■ **The task**: Please state how many lines in the records below contain the word "половые"; the answer should be a number and nothing else.

** Data follows **

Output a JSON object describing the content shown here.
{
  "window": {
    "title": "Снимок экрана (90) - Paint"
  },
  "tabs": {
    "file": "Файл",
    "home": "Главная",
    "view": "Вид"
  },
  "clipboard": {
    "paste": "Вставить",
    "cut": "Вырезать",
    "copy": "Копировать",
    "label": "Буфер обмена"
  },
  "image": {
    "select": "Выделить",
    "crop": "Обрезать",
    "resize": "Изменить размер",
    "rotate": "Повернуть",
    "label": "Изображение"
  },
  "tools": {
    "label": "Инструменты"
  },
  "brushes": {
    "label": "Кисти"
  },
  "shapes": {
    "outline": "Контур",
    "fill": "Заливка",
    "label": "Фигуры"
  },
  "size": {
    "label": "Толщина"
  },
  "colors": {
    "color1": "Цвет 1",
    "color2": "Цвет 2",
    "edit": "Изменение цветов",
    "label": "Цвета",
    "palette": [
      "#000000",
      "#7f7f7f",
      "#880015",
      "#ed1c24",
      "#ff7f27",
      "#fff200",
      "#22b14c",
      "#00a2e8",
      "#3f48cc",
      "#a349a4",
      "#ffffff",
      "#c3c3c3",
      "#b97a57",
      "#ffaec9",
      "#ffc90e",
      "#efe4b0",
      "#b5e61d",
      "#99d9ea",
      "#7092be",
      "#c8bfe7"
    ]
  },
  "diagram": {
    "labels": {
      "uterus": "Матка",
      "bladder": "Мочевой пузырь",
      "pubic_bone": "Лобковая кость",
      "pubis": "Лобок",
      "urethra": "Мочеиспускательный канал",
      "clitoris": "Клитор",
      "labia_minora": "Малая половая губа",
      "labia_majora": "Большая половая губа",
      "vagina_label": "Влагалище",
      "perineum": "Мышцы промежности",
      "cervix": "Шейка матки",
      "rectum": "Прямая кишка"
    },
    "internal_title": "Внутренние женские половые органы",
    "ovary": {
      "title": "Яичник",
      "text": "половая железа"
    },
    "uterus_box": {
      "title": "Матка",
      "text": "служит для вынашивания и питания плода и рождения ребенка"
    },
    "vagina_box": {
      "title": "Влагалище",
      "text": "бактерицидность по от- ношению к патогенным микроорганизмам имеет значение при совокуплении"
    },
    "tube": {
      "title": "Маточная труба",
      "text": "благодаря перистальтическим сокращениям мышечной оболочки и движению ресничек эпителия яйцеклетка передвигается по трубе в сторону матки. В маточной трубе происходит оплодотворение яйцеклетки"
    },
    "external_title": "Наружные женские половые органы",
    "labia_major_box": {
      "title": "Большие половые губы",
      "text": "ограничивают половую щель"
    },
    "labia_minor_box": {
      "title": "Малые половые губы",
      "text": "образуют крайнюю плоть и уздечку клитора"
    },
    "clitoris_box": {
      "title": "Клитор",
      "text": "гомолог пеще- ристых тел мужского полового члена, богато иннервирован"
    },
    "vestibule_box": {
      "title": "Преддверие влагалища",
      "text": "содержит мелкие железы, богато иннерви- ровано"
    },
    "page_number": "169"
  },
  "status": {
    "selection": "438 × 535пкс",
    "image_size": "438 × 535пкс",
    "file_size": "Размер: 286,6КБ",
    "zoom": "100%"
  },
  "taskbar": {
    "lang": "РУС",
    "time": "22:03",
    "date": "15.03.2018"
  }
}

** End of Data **

■ **Expected answer**: 4